WHAT TO WORK ON:
Could you output each record below exactly as it stands and leave the pictures out?
++++ EXTRACTED MATERIAL ++++
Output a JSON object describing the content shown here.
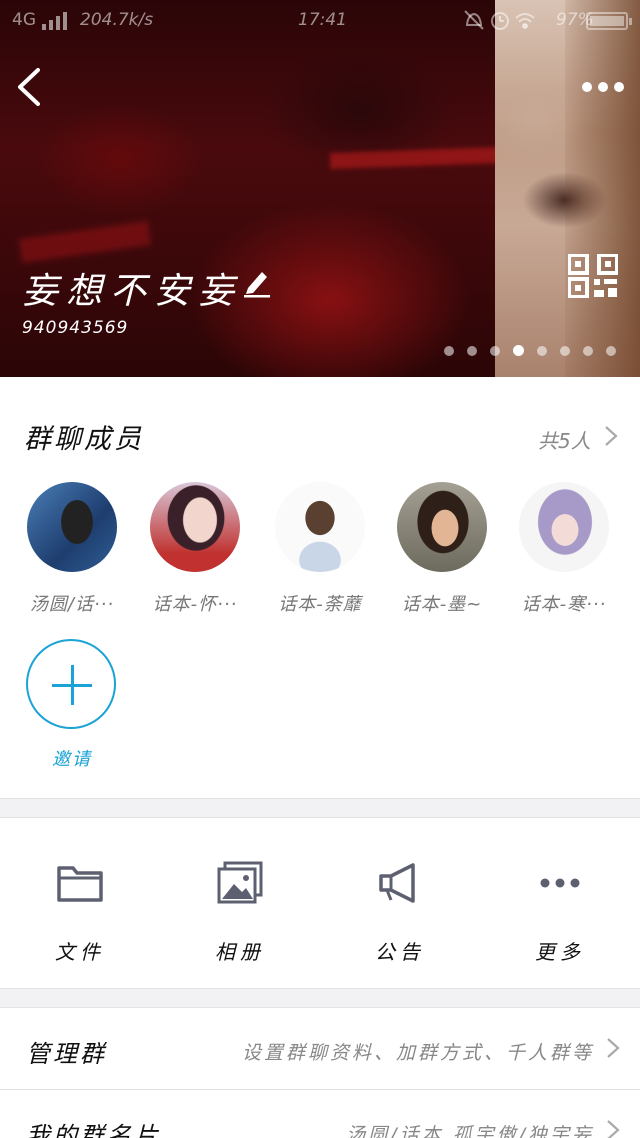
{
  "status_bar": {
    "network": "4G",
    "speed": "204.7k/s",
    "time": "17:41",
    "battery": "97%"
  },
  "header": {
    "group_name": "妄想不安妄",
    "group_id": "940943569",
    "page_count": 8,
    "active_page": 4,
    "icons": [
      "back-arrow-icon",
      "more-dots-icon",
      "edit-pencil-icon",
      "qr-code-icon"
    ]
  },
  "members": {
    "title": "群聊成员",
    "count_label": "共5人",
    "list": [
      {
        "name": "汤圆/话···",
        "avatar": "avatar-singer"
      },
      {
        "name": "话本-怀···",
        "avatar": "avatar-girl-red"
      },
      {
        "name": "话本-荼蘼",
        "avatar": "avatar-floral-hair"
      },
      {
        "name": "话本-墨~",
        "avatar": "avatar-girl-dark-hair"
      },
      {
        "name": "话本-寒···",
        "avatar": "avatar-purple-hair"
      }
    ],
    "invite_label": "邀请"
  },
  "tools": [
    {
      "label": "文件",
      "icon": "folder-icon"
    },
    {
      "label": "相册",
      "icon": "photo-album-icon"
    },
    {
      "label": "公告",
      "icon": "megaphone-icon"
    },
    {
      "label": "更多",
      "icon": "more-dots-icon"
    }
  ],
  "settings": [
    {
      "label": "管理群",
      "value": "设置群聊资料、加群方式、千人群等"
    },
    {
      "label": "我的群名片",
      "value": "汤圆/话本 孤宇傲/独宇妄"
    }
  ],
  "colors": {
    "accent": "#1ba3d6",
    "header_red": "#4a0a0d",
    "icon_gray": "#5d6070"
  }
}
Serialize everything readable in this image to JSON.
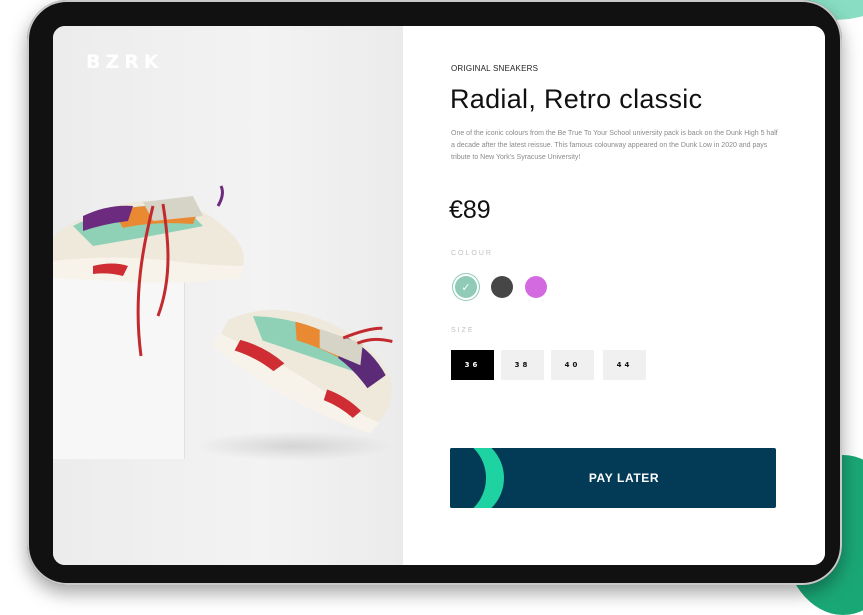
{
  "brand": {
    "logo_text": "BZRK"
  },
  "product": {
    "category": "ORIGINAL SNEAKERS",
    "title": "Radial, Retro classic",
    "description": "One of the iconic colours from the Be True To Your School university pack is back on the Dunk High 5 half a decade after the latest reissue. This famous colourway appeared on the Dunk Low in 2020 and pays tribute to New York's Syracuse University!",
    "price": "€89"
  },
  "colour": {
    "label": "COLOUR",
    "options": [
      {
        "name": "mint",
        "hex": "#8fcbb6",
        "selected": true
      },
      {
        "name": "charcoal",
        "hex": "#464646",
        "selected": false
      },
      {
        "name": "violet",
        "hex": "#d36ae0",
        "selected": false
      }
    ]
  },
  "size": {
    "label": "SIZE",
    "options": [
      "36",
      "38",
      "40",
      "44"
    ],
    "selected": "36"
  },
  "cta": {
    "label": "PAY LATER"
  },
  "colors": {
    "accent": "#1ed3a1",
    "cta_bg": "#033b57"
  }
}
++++
RESULT OF THIS TASK:
Output a JSON object describing the content shown here.
{
  "status_bar": {
    "network": "4G",
    "speed": "204.7k/s",
    "time": "17:41",
    "battery": "97%"
  },
  "header": {
    "group_name": "妄想不安妄",
    "group_id": "940943569",
    "page_count": 8,
    "active_page": 4,
    "icons": [
      "back-arrow-icon",
      "more-dots-icon",
      "edit-pencil-icon",
      "qr-code-icon"
    ]
  },
  "members": {
    "title": "群聊成员",
    "count_label": "共5人",
    "list": [
      {
        "name": "汤圆/话···",
        "avatar": "avatar-singer"
      },
      {
        "name": "话本-怀···",
        "avatar": "avatar-girl-red"
      },
      {
        "name": "话本-荼蘼",
        "avatar": "avatar-floral-hair"
      },
      {
        "name": "话本-墨~",
        "avatar": "avatar-girl-dark-hair"
      },
      {
        "name": "话本-寒···",
        "avatar": "avatar-purple-hair"
      }
    ],
    "invite_label": "邀请"
  },
  "tools": [
    {
      "label": "文件",
      "icon": "folder-icon"
    },
    {
      "label": "相册",
      "icon": "photo-album-icon"
    },
    {
      "label": "公告",
      "icon": "megaphone-icon"
    },
    {
      "label": "更多",
      "icon": "more-dots-icon"
    }
  ],
  "settings": [
    {
      "label": "管理群",
      "value": "设置群聊资料、加群方式、千人群等"
    },
    {
      "label": "我的群名片",
      "value": "汤圆/话本 孤宇傲/独宇妄"
    }
  ],
  "colors": {
    "accent": "#1ba3d6",
    "header_red": "#4a0a0d",
    "icon_gray": "#5d6070"
  }
}
Serialize everything readable in this image to JSON.
{
  "brand": {
    "logo_text": "BZRK"
  },
  "product": {
    "category": "ORIGINAL SNEAKERS",
    "title": "Radial, Retro classic",
    "description": "One of the iconic colours from the Be True To Your School university pack is back on the Dunk High 5 half a decade after the latest reissue. This famous colourway appeared on the Dunk Low in 2020 and pays tribute to New York's Syracuse University!",
    "price": "€89"
  },
  "colour": {
    "label": "COLOUR",
    "options": [
      {
        "name": "mint",
        "hex": "#8fcbb6",
        "selected": true
      },
      {
        "name": "charcoal",
        "hex": "#464646",
        "selected": false
      },
      {
        "name": "violet",
        "hex": "#d36ae0",
        "selected": false
      }
    ]
  },
  "size": {
    "label": "SIZE",
    "options": [
      "36",
      "38",
      "40",
      "44"
    ],
    "selected": "36"
  },
  "cta": {
    "label": "PAY LATER"
  },
  "colors": {
    "accent": "#1ed3a1",
    "cta_bg": "#033b57"
  }
}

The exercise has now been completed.